I remember how mesmerised I felt when I saw golden tips when I was in Yunnan. It just did not make sense to me how a black tea could have such a bright golden colour. I asked a friend who has more experience in the tea industry, and she explained to me that the buds have the white fuzz and they turn into gold when processed. One needs to add this explanation that these buds were picked in early spring. Only the first flush buds and leaves are low in chlorophyll (as they were not exposed to sunlight as much as summer or autumn teas). This means that the buds can turn into golden rather than black, which gives the name to ‘black tea’ although it is known as ‘red’ (hong) tea in Chinese.
These golden buds come from Fengqing town in Yunnan and are considered the top-grade Dian Hong cha (Yunnan black tea). The masters who can process golden tips need to pay attention to various processing steps to make this tea. First, the buds need to be hand-picked carefully. They need to make sure that the buds are not damaged during withering, frying and oxidation steps. Throughout all these phases, the buds need to mix well to ensure homogeneous processing. The tea master also decides when to stop the oxidation as under or over oxidation may lead to grassiness or sourness, respectively.
This tea had neither.
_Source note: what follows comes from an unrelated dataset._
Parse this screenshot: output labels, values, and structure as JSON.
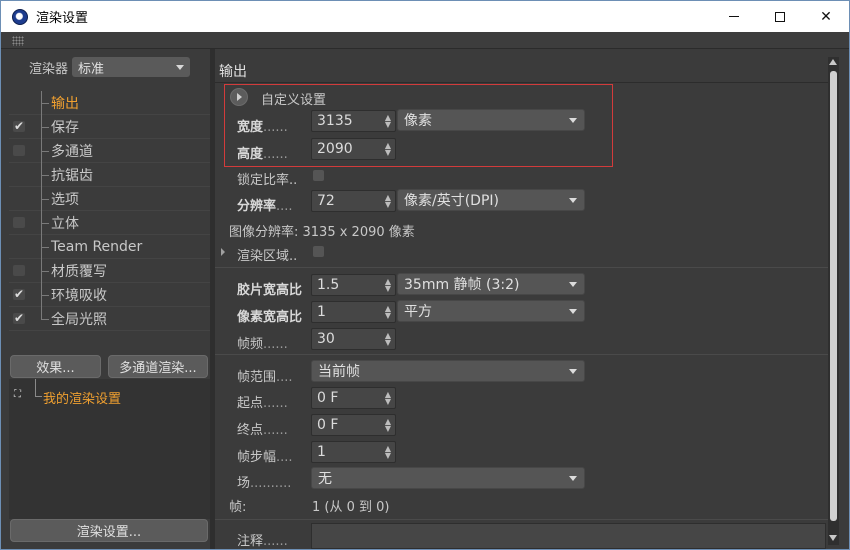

It had a lingering honey sweetness which was not overwhelming. Also, the expected malt flavour was there. Overall, a top black tea with a delicate and balanced taste. The seller also refers to the ‘benefits’ of this tea, claiming that it helps reduce blood fat and pressure. No proof was provided, but I thought I’d mention.
Origin: Fengqing, Yunnan
Harvest time: Spring 2020
Leaf colour: Golden buds with fuzz, occasional dark brown/black stems
Liquor colour: Deep amber/orange
Tea Aroma: Malt and fruity
Tea taste: Mellow with lingering honey sweetness and malt flavour
Place 4 g of this tea in a porcelain gaiwan and add about 100 ml water at around 90°C.
Rinse after 5 sec.
Steep for 10 seconds for the second time and increase the consecutive steeping time by 5. You can re-steep this tea about four/five times.